Map #101: October 8, 2018

Difficulty Level: 2

Click here for a full-size version of this week’s map.

This map is a choropleth of the counties of the United States. (Do you need a refresher on what a choropleth is? Visit our “Basics” page for a quick primer.) Since this is our first county-level U.S. choropleth of the 2018–2019 academic year, we’re starting with what should be quite a gettable map. We’ll plan to do several more county-level choropleths in the coming weeks that will ramp up in difficulty. As always, your job is to figure out what this choropleth represents.

Stumped? Check back Tuesday, Wednesday, Thursday, and Friday for hints about where to focus your investigation.

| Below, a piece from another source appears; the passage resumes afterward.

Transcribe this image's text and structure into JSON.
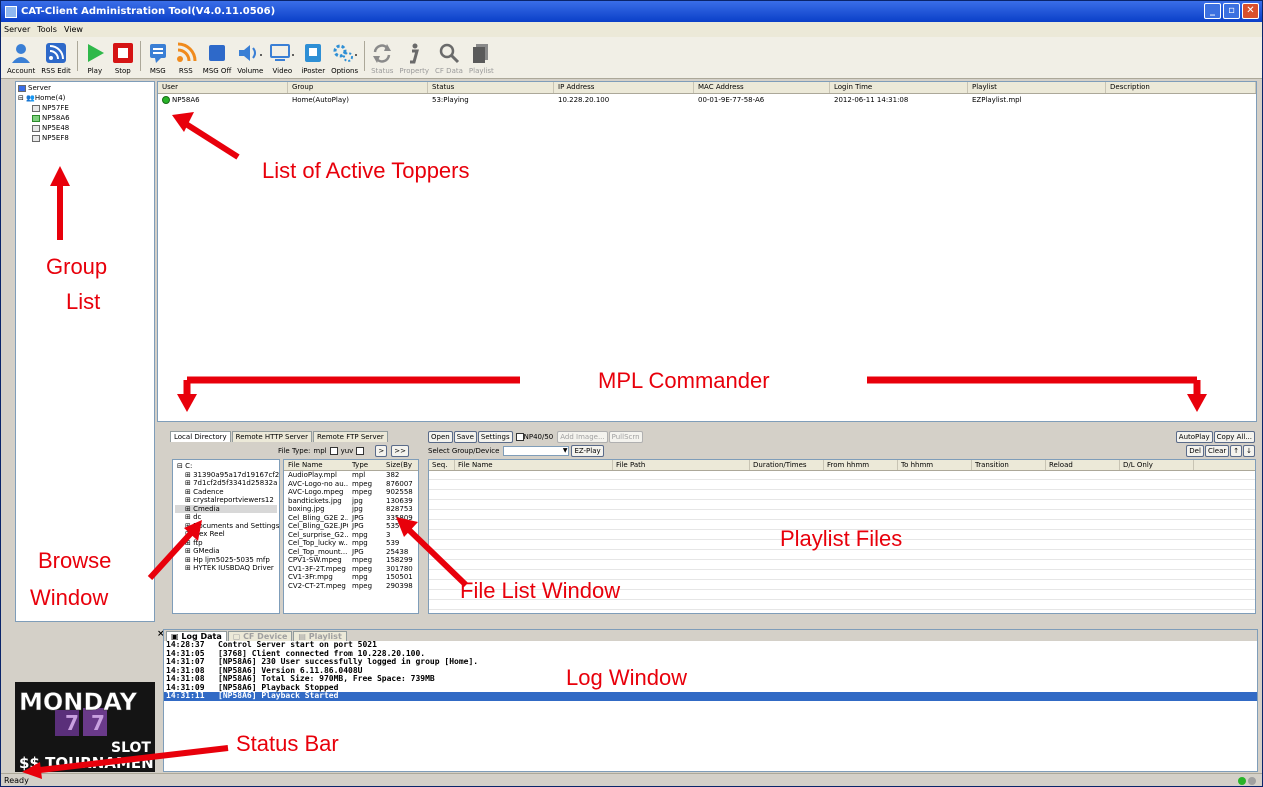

The answer will be posted on Monday, October 15, 2018. Good luck!

Wednesday’s hint: Let’s start in New York City: did you zoom in and notice that the Bronx is quite a lot darker than the other four boroughs?

Thursday’s hint: Some of the places on this map with lots of color are in the interior parts of California and Washington. These are agricultural areas—and, in particular, these are areas where a lot of land is devoted to growing fruit. Fruit requires a lot of labor, since more often than not it has to be picked by hand.

Friday’s hint: With this map, it’s important not to get too distracted by all the dark counties along the border with Mexico. Make sure you notice that there’s a certain diversity of counties that are darkly colored, including around the cities of New York City and Miami.

Saturday’s hint: This map uses information from the U.S. Census about race.

Answer: Click here to see an explanation of the answer to this week’s map question.

Next map: Click here to try out our newest map question.